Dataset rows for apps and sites
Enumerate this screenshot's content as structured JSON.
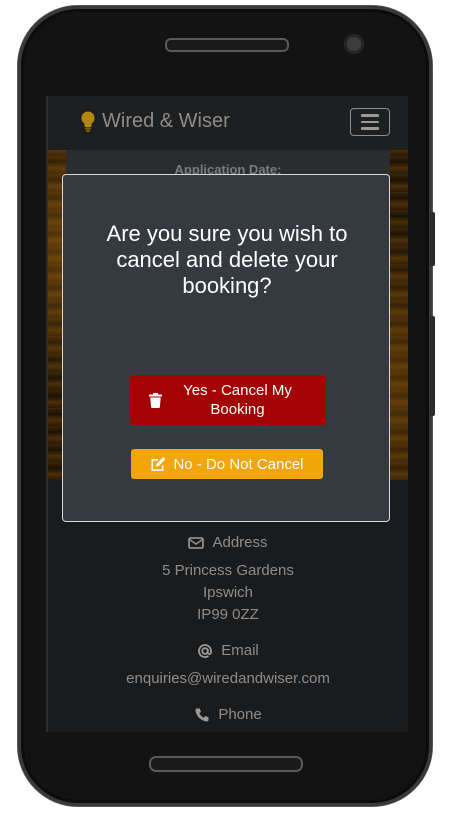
{
  "navbar": {
    "brand": "Wired & Wiser",
    "icons": {
      "brand": "lightbulb-icon",
      "menu": "hamburger-menu-icon"
    }
  },
  "background": {
    "application_date_label": "Application Date:"
  },
  "contact": {
    "address_label": "Address",
    "address_line1": "5 Princess Gardens",
    "address_line2": "Ipswich",
    "address_line3": "IP99 0ZZ",
    "email_label": "Email",
    "email_value": "enquiries@wiredandwiser.com",
    "phone_label": "Phone",
    "icons": {
      "address": "envelope-icon",
      "email": "at-sign-icon",
      "phone": "phone-icon"
    }
  },
  "modal": {
    "question": "Are you sure you wish to cancel and delete your booking?",
    "confirm_label": "Yes - Cancel My Booking",
    "cancel_label": "No - Do Not Cancel",
    "icons": {
      "confirm": "trash-icon",
      "cancel": "edit-icon"
    },
    "colors": {
      "confirm": "#a30303",
      "cancel": "#f2a60c",
      "panel": "#343a40"
    }
  }
}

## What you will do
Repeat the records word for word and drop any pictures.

## Exercise output
Enumerate this screenshot's content as structured JSON.
{
  "navbar": {
    "brand": "Wired & Wiser",
    "icons": {
      "brand": "lightbulb-icon",
      "menu": "hamburger-menu-icon"
    }
  },
  "background": {
    "application_date_label": "Application Date:"
  },
  "contact": {
    "address_label": "Address",
    "address_line1": "5 Princess Gardens",
    "address_line2": "Ipswich",
    "address_line3": "IP99 0ZZ",
    "email_label": "Email",
    "email_value": "enquiries@wiredandwiser.com",
    "phone_label": "Phone",
    "icons": {
      "address": "envelope-icon",
      "email": "at-sign-icon",
      "phone": "phone-icon"
    }
  },
  "modal": {
    "question": "Are you sure you wish to cancel and delete your booking?",
    "confirm_label": "Yes - Cancel My Booking",
    "cancel_label": "No - Do Not Cancel",
    "icons": {
      "confirm": "trash-icon",
      "cancel": "edit-icon"
    },
    "colors": {
      "confirm": "#a30303",
      "cancel": "#f2a60c",
      "panel": "#343a40"
    }
  }
}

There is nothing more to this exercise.